The only downside to these lights is that they don’t produce as much light making them less efficient than other options. The vegetative stage is not an issue, but these lights won’t be enough to keep your marijuana plants happy during the flowering/budding stage unless there are a lot of them and they’re very close to the plants.
LED lights are also the most expensive option.
If you do decide to get some of these, I would recommend getting the blue and red spectrum bulbs since they’re the closest match to the light produced by the sun.
Additional Lighting Options
Now that we’ve gone over all of your lighting options, here are a few tips to help you get started if you decide not to go with what I’m using in this tutorial.
If you’re using fluorescent lights, I recommend using:
Cool white (true cool white, not “cool white grow tubes”) for the vegetative stage.
Actinic blue for the flowering stage
T5’s are great grow lights and make a good choice if you’re using fluorescent lighting. They also conserve a bit more energy.
If you’re using HID lights, I recommend:
Metal Halide for the vegetative stage.
High-Pressure Sodium for the Flowering Stage.
HPS bulbs are more efficient than CFL’s and they produce a great light for your marijuana plants, but they also cost quite a bit more money. In fact, the bulbs are the most expensive part of running an HID light. If you can afford them though, they’re definitely a great option.
HID lights are also good at conserving energy since they produce so much light from only one bulb. The ballasts that come with most kits are not very efficient though, so you may want to seek out more efficient ballasts online if you go this route.
Whatever lighting option you decide on, make sure you get light sockets with chains and hooks so you can raise and lower your lights as your plant grows.

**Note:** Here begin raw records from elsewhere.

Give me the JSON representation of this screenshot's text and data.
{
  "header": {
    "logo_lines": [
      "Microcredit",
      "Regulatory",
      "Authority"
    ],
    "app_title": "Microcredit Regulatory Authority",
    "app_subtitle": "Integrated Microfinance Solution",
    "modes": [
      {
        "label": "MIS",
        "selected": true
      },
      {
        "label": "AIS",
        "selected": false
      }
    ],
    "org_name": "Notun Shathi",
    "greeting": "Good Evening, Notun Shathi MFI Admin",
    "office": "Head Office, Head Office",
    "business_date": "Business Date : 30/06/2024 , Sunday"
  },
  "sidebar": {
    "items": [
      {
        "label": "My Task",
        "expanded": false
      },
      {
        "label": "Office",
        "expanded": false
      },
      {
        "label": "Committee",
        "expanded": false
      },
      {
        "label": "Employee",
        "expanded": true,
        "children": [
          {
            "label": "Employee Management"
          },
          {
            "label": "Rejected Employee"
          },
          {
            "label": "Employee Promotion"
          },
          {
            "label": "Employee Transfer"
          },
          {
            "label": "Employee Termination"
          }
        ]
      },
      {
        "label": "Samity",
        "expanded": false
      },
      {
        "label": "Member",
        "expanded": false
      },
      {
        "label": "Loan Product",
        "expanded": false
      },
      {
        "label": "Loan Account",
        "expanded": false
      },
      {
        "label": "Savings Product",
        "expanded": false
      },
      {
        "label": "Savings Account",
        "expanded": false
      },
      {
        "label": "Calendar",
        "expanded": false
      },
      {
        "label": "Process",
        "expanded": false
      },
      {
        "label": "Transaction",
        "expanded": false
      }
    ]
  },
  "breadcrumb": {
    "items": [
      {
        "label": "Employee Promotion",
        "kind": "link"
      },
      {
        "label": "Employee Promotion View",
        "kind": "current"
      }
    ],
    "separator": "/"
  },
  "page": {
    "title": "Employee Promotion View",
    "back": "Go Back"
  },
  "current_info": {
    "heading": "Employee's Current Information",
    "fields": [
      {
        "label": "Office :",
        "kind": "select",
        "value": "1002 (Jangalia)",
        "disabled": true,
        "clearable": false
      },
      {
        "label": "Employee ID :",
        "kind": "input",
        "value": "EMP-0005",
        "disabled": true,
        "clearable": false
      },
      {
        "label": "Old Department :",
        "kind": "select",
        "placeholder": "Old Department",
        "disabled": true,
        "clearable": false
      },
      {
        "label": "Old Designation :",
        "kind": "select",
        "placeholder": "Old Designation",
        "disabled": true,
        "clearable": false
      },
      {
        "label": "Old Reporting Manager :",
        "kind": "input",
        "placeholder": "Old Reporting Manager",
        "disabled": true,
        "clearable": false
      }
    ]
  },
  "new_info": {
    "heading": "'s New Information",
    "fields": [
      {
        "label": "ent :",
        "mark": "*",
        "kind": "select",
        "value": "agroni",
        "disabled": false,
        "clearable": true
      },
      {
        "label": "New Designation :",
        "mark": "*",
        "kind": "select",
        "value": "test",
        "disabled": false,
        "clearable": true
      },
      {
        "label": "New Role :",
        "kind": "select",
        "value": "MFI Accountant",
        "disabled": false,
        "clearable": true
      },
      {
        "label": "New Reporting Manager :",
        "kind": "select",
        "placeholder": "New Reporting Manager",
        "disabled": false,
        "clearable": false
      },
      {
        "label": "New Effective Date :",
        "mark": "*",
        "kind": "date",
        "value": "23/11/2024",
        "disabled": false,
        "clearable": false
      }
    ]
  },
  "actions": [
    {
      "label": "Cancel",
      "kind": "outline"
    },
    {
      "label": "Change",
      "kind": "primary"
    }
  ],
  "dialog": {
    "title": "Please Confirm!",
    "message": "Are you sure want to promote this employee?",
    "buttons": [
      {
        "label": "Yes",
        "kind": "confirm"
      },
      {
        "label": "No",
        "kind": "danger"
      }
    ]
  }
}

Sources & references used in this article:
Influence of short-term storage temperature and duration of canna rhizomes on subsequent greenhouse forcing by MG Blanchard, ES Runkle – IX International Symposium on Postharvest …, 2008 – actahort.org
Greenhouse Propagation of Ornamental Cannas Grown from Rhizomes or Seeds by J Verchot, A Webb – 2015 – shareok.org
Defect-assisted synthesis of magneto-plasmonic silver-spinel ferrite heterostructures in a flower-like architecture by …, C Cara, V Grillo, S Enzo, A Musinu, C Cannas – Scientific Reports, 2020 – nature.com
Canna plantBugle Boy by RJ Roberson – US Patent App. 08/226,211, 1995 – Google Patents
Summer Flowering Bulbs by L Sagers – 2012 – digitalcommons.usu.edu
Canna plant namedRoblibsca by RJ Roberson – US Patent App. 08/576,341, 1997 – Google Patents
Canna generalis plant namedRoblibcan by RJ Roberson – US Patent App. 08/985,237, 1999 – Google Patents
Pollination biology of Canna indica (Cannaceae) with particular reference to the functional morphology of the style by E Glinos, AA Cocucci – Plant systematics and evolution, 2011 – Springer
Methylated anthocyanidin glycosides from flowers of Canna indica by J Srivastava, PS Vankar – Carbohydrate research, 2010 – Elsevier
Tips & tricks
Previous post Boneset Plant Info: How To Grow Boneset Plants In The Garden
Next post Care For Kiss-Me-Over-The-Garden-Gate: Growing Kiss-Me-Over-The-Garden-Gate Flower